The Winchcombe meteorite, appropriately called after the Gloucestershire town where it landed, is an extremely unusual type called a carbonaceous chondrite. It is a stony meteorite, abundant in water and raw material, which has actually maintained its chemistry from the formation of the planetary system. Initial analyses showing Winchcombe to be a member of the CM (” Mighei-like”) group of carbonaceous chondrites have actually now been officially authorized by the Meteoritical Society.
STFC offered an urgency grant in order to assist money the work of planetary scientists throughout the UK. The funding has allowed the Natural History Museum to invest in state-of-the-art curation facilities to preserve the meteorite, and likewise supported time-sensitive mineralogical and natural analyses in professional laboratories at several leading UK organizations.
A picture of among the pieces of the Winchcombe meteorite. Credit: Trustee of the Natural History Museum
Dr. Ashley King, a UK Research and Innovation (UKRI) Future Leaders Fellow in the Department of Earth Sciences at the Natural History Museum, said: “We are grateful for the funding STFC has actually provided. Winchcombe is the first meteorite fall to be recuperated in the UK for 30 years and the first-ever carbonaceous chondrite to be recuperated in our nation. STFCs funding is aiding us with this special chance to discover the origins of water and life in the world. Through the financing, we have been able to buy modern devices that has added to our analysis and research into the Winchcombe meteorite.”
The meteorite was tracked using images and video footage from the UK Fireball Alliance (UKFAll), a partnership between the UKs meteor camera networks that includes the UK Fireball Network, which is funded by STFC. Pieces were then quickly situated and recuperated. Considering that the discovery, UK scientists have been studying Winchcombe to understand its mineralogy and chemistry to discover how the Solar System formed.
Dr. Luke Daly from the University of Glasgow and co-lead of the UK Fireball Network, stated: “Being able to examine Winchcombe is a dream come true. A lot of us have actually spent our whole professions studying this type of rare meteorite. We are likewise associated with JAXAs Hayabusa2 and NASAs OSIRIS-REx objectives, which aim to return beautiful samples of carbonaceous asteroids to the Earth. For a carbonaceous chondrite meteorite to fall in the UK, and for it to be recovered so rapidly and have a known orbit, is a really special occasion and a fantastic opportunity for the UK planetary science neighborhood.”
Funding from STFC enabled researchers to quickly start the look for signs of water and organics in Winchcombe before it might be contaminated by the terrestrial environment.
Dr. Queenie Chan from Royal Holloway, University of London added: “The teams initial analyses verify that Winchcombe consists of a wide variety of natural product! Studying the meteorite only weeks after the fall, prior to any considerable terrestrial contamination, implies that we truly are peering back in time at the active ingredients present at the birth of the planetary system, and discovering how they came together to make worlds like the Earth.”

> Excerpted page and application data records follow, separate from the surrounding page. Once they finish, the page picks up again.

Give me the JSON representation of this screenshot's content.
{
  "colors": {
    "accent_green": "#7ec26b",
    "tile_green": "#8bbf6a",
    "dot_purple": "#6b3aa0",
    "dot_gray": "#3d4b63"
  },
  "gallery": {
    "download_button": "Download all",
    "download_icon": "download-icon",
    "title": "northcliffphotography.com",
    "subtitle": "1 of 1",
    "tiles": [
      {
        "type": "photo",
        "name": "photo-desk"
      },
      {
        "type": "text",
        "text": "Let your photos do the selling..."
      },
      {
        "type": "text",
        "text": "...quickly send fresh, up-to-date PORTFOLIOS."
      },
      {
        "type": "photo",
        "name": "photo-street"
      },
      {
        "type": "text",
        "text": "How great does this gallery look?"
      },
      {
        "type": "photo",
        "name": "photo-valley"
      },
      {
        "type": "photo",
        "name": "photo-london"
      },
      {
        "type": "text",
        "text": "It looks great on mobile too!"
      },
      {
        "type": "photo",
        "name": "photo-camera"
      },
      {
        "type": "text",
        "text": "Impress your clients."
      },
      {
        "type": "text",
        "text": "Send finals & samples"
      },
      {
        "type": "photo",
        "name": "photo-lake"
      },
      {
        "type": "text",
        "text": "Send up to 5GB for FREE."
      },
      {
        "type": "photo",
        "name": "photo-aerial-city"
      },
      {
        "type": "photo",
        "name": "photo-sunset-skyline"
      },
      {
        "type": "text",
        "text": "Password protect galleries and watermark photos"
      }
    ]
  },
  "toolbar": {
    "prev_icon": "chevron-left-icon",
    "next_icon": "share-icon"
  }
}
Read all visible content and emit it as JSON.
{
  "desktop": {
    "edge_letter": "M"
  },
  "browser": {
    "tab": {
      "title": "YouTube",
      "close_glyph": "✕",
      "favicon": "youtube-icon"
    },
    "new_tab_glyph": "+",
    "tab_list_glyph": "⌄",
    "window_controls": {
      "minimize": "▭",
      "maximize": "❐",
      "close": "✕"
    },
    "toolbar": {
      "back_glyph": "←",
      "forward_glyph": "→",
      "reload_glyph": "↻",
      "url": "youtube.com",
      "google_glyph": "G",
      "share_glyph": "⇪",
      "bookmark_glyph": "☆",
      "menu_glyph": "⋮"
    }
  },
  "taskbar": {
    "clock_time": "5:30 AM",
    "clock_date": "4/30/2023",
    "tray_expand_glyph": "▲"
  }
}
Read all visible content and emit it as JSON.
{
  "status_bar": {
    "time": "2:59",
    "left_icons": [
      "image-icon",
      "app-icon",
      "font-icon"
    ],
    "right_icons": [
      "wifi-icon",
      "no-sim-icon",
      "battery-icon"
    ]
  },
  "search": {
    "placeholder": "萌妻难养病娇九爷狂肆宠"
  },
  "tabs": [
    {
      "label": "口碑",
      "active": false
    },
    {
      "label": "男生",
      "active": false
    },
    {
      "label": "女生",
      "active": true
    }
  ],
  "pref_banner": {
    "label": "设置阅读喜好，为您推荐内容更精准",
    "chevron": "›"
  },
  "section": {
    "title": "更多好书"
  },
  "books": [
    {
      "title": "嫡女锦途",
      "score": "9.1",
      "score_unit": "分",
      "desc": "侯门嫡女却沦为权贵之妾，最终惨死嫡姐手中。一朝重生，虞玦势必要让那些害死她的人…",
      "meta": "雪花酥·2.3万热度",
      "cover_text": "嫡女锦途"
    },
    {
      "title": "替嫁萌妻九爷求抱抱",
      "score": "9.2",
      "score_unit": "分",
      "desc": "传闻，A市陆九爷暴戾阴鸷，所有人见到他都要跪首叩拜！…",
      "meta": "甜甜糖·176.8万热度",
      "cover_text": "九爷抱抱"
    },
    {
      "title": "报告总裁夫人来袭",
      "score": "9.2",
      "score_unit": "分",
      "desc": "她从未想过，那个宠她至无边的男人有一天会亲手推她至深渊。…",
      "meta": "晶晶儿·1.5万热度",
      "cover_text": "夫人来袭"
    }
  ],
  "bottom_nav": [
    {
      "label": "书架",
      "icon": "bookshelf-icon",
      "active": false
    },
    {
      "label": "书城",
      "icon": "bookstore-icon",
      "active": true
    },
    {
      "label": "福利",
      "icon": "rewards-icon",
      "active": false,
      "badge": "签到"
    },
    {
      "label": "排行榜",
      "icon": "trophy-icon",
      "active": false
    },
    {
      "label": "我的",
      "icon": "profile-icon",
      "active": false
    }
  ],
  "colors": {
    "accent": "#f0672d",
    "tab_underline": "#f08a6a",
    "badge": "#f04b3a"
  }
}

A piece of the Winchcombe meteorite that was recovered during an organized search by the UK planetary science neighborhood is now on show and tell at Londons Natural History Museum..
Image of the fireball in February 28, 2021. Credit: UK Meteor Observation Network
Scientists are set to uncover the secrets of a rare meteorite and potentially the origins of oceans and life on Earth, thanks to Science and Technology Facilities Council (STFC) financing.
Research study performed on the meteorite, which fell in the UK earlier this year, suggests that the area rock go back to the start of the Solar System, 4.5 billion years earlier.
The meteorite has actually now been formally classified, thanks in part to the STFC-funded research studies on the sample.
Winchcombe is the very first meteorite fall to be recovered in the UK for 30 years and the first-ever carbonaceous chondrite to be recuperated in our nation. The meteorite was tracked using images and video footage from the UK Fireball Alliance (UKFAll), a cooperation between the UKs meteor camera networks that includes the UK Fireball Network, which is funded by STFC. Considering that the discovery, UK researchers have been studying Winchcombe to understand its mineralogy and chemistry to find out about how the Solar System formed.
Dr. Luke Daly from the University of Glasgow and co-lead of the UK Fireball Network, said: “Being able to investigate Winchcombe is a dream come true. For a carbonaceous chondrite meteorite to fall in the UK, and for it to be recovered so quickly and have a known orbit, is an actually special occasion and a fantastic opportunity for the UK planetary science neighborhood.”